“Once you are probing materials at the nanoscale and nearing the level of atoms, the kinds of questions you are asking will apply to many disciplines,” said Collins. “Whether users want to solve biological problems or improve the performance of batteries, they are on similar quests to understand and modify materials at the farthest reaches of science.”
Charting new territories
Collins’ user experience led him to extended collaborations with the CNMS, a subsequent postdoctoral appointment, and now a staff role in the Scanning Probe Microscopy group. Supported by the Office of Science, he furthers the CNMS aim to arrive first at new science frontiers and lay the groundwork for potential avenues of exploration.
“Our goal is to develop cutting-edge techniques that draw users who will carry the science forward,” said Collins.
Commercially available instruments like AFMs have made it possible for researchers to access nanoscale landscapes, but navigating the terrain is still an extraordinarily complex task. Materials can have multiple functionalities—electrical, chemical, mechanical—that occur simultaneously and evolve over time. Standard AFMs are powerful enough to observe the richness of the nanoworld, but the interconnected data they collect can be challenging to interpret.
“That’s why people come to the CNMS—because we are at the forefront of overcoming these obstacles to get unique insights with our instruments,” said Collins.
Techniques are really what drive the science, says Collins. “The instrument itself can give you a snapshot of materials on nano- and near-atomic scales, but you need to develop a range of techniques to capture and interpret the whole picture.”
Collins’ team at the CNMS pushes technology to capture previously inaccessible information, for example, “breaking the time barrier” to record fast dynamics that typically occur too quickly to be detected by off-the-shelf microscopes.
Another area of technique development addresses artifacts, or background noise—a known limitation of AFMs, which produce movements while scanning that can mask or interfere with sample measurements.
Collins recently demonstrated a quantitative method to overcome artifacts that contribute to false readings of electromechanical functionality in unexpected materials, even almonds (yes, the nut).
As a researcher, Collins gravitates toward the anomalies and complications encountered in materials science. His current areas of technique development focus on promising and complex materials in high demand among users, including mixed ionic electronic conductors and polymers. Both are trending for “hot” applications in electronics, robotics, memory and energy storage but are not well understood at the nanoscale.

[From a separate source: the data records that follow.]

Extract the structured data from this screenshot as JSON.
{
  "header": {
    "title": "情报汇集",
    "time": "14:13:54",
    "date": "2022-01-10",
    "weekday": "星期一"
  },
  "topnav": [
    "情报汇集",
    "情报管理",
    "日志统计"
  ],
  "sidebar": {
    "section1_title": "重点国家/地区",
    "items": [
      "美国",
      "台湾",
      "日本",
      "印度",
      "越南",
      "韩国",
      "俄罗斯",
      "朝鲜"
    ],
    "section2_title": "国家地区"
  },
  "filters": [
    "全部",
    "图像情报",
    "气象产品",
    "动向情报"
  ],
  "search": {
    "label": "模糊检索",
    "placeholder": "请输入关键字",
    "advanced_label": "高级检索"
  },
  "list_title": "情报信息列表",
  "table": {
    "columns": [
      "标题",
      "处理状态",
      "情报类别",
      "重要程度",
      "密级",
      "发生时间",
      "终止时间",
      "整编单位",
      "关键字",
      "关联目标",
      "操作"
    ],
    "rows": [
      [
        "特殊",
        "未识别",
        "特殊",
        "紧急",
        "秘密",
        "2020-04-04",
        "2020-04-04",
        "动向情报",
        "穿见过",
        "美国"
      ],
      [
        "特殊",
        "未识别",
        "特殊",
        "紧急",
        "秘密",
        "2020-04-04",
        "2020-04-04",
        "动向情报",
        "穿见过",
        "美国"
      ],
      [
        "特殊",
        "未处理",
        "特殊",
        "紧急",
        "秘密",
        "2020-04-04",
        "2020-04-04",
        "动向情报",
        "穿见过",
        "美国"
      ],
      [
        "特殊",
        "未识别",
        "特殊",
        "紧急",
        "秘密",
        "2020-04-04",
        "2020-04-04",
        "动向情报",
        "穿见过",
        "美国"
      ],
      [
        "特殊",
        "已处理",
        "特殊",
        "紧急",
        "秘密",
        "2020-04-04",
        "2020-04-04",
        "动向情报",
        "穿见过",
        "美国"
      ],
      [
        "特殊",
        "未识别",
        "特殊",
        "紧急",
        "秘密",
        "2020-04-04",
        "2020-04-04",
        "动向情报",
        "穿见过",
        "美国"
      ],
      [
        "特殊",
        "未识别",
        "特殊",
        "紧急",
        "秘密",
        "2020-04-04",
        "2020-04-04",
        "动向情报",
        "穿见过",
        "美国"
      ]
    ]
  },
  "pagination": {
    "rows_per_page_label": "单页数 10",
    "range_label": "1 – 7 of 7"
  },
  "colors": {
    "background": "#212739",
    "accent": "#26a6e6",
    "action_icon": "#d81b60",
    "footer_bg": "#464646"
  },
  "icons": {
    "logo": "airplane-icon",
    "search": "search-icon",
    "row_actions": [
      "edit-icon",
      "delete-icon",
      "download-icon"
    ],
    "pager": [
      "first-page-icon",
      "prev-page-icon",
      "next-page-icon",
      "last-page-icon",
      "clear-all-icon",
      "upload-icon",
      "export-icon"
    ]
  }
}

“Confronting complexity is what leads us forward,” said Collins. “To advance materials for next-generation technologies, we will need to develop appropriate techniques to optimize their performance.”
Users, collaborators and colleagues, he says, all spark fresh ideas for adapting techniques to expand insights and make it possible to see or create something new. “That’s really why I’m here, to explore materials that challenge what we know and look for ways to deepen our understanding.”
UT-Battelle manages ORNL for the DOE Office of Science. The single largest supporter of basic research in the physical sciences in the United States, the Office of Science is working to address some of the most pressing challenges of our time. For more information, please visit https://energy.gov/science.